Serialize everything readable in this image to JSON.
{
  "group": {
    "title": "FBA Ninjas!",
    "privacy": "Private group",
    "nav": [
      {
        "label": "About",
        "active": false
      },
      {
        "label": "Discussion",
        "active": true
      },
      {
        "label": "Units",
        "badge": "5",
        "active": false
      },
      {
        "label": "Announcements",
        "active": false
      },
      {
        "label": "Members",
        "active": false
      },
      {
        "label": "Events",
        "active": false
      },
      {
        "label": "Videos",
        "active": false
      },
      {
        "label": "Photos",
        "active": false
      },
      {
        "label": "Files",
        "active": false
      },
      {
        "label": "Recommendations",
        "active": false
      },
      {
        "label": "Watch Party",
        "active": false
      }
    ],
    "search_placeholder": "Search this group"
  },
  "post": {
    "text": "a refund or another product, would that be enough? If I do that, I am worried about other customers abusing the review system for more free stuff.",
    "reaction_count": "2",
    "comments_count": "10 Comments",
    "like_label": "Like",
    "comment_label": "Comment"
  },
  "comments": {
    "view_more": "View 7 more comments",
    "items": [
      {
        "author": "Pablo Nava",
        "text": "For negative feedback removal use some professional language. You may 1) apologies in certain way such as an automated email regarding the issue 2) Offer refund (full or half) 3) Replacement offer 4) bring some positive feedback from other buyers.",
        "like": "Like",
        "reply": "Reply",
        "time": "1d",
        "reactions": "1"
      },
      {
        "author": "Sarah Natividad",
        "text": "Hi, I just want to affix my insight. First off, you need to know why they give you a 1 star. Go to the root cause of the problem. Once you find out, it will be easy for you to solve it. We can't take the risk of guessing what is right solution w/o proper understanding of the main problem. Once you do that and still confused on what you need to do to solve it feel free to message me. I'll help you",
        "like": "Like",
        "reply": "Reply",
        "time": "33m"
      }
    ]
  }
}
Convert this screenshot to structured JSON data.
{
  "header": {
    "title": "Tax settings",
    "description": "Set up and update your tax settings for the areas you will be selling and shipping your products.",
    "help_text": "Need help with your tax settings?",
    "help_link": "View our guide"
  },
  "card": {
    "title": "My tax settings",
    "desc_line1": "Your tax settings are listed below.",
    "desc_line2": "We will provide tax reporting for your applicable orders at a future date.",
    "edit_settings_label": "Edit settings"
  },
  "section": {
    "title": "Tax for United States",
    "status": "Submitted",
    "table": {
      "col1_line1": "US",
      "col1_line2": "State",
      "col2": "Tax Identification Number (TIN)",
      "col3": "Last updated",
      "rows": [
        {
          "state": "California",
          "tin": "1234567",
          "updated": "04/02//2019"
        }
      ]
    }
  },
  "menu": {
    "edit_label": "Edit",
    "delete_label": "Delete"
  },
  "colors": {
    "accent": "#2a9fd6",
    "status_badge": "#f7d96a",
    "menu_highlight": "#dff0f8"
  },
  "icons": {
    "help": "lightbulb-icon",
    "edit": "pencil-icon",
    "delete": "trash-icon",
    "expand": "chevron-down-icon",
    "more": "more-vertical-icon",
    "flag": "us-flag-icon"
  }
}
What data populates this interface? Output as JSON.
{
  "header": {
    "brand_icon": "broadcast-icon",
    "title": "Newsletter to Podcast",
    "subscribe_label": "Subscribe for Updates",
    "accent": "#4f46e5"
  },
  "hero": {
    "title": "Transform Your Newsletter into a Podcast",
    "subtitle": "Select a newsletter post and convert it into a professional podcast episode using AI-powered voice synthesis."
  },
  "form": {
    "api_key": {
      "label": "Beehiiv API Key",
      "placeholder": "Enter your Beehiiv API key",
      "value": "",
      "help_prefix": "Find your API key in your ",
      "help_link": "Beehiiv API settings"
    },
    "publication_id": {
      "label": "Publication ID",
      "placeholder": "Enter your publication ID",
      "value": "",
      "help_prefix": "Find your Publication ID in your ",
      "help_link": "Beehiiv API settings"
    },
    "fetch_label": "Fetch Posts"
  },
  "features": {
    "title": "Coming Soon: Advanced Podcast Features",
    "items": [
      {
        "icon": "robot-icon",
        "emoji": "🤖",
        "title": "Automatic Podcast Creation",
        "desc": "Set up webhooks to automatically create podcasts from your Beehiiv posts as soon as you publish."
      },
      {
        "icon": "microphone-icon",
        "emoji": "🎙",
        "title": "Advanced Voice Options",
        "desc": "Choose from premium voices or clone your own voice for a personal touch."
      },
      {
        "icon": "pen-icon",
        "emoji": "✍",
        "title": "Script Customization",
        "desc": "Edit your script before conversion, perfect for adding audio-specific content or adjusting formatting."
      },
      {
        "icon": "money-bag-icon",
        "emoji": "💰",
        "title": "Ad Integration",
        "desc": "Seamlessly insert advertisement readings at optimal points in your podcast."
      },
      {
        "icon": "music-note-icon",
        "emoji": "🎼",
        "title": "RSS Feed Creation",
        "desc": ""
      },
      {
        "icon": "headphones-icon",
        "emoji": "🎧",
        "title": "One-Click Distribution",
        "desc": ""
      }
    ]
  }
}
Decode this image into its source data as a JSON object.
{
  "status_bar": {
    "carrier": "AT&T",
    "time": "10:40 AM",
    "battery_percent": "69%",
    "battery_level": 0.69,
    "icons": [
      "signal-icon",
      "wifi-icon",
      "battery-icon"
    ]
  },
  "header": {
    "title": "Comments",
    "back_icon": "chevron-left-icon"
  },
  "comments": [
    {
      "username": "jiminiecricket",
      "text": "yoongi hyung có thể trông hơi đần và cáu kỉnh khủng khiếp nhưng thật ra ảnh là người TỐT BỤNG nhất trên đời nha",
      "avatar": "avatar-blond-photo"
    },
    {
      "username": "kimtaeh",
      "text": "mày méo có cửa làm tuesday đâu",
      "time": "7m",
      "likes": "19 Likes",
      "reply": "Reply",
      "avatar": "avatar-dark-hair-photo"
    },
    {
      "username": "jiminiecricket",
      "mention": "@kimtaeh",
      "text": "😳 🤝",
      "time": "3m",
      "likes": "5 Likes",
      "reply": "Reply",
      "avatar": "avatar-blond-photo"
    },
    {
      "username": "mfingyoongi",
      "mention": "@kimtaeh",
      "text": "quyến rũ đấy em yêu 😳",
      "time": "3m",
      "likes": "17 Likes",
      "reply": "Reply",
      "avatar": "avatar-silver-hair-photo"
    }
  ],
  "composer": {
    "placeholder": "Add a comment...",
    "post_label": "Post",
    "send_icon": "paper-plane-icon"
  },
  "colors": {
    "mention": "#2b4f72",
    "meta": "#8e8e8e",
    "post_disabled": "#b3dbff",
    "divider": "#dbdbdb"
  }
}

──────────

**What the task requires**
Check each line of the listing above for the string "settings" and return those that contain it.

**Result for this task**
    "title": "Tax settings",
    "description": "Set up and update your tax settings for the areas you will be selling and shipping your products.",
    "help_text": "Need help with your tax settings?",
    "title": "My tax settings",
    "desc_line1": "Your tax settings are listed below.",
    "edit_settings_label": "Edit settings"
      "help_link": "Beehiiv API settings"
      "help_link": "Beehiiv API settings"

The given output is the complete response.